“Our origami-inspired dry electrode has unique characteristics such as suction for grasping and foldability inspired by nature,” says Kim, a professor and associate director of SFU’s School of Mechatronic Systems Engineering. “In keeping with nature, we saw that in addition to the complex mechanisms of a leech’s adhesive feature, these creatures have an expandable posterior sucker and body, while its organs expand and shrink appropriately to maintain better adhesion to its victim. Incorporating this point of view, we found that origami can achieve similar motions and also be customized.”
HOW IT WORKS
The LIO sensors integrated onto the robot’s fingertips can be positioned on the patient’s chest. Blood pressure is monitored and estimated by combining data from electrocardiogram (ECG)and photoplethysmogram (PPG) readings, as recorded by sensors on the fingers of each hand respectively.
Using predetermined algorithms, the signals from the paired sensors can generate a patient’s systolic and diastolic blood pressure without using the traditional cuff-based digital sphygmomanometer.
Kim’s earlier work involved programming sensing robots to measure other human physiological signals, such as those from an electrocardiogram (which monitors heart rate), temperature and respiration rate.
“Robotics offers a promising method to mitigate risk and improve patient care effectiveness and quality as focused remote healthcare technology,” says Kim. The researchers plan further trials of their new process and are developing the next generation of sensors, which they hope will lead to its biomedically meaningful implementation.
“Blood pressure monitoring is an essential medical diagnostic tool for many chronic diseases and overall good health.
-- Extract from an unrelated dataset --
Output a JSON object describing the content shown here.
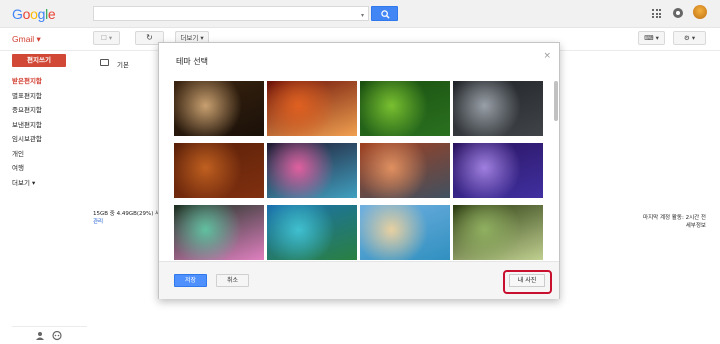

The use of sensing robots in medical healthcare systems has substantial advantages because they can assist health care workers in monitoring patient vital signs while creating a friendly environment for those patients who may need to be isolated.”
Kim believes that robotics can provide a future platform or bridge between medical personnel and remote patients with “the potential to play an essential role in the new era of remote healthcare.”
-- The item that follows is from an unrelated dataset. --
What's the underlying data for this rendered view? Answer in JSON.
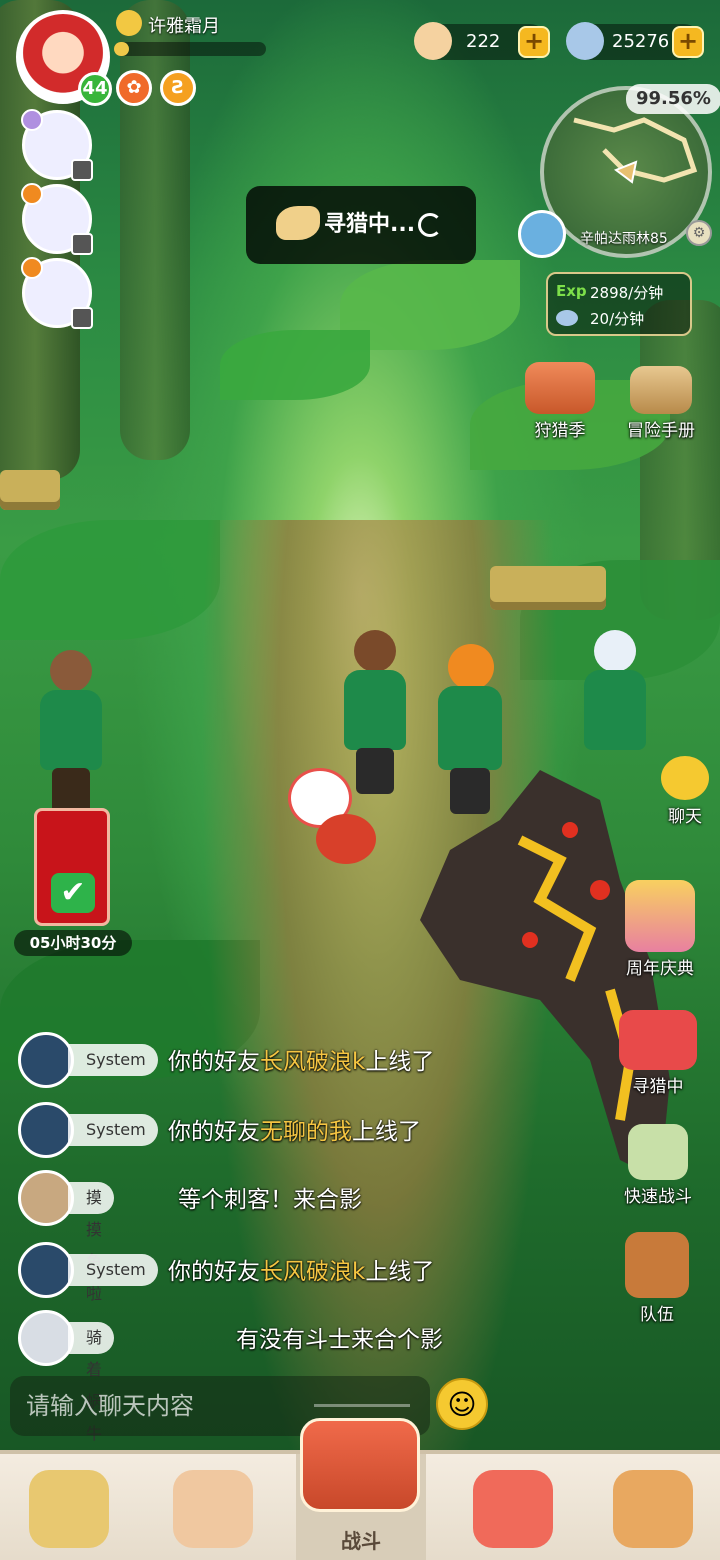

The research is partially supported by a Discovery and Accelerator Supplement Grant, funded by the Natural Sciences and Research Council of Canada (NSERC).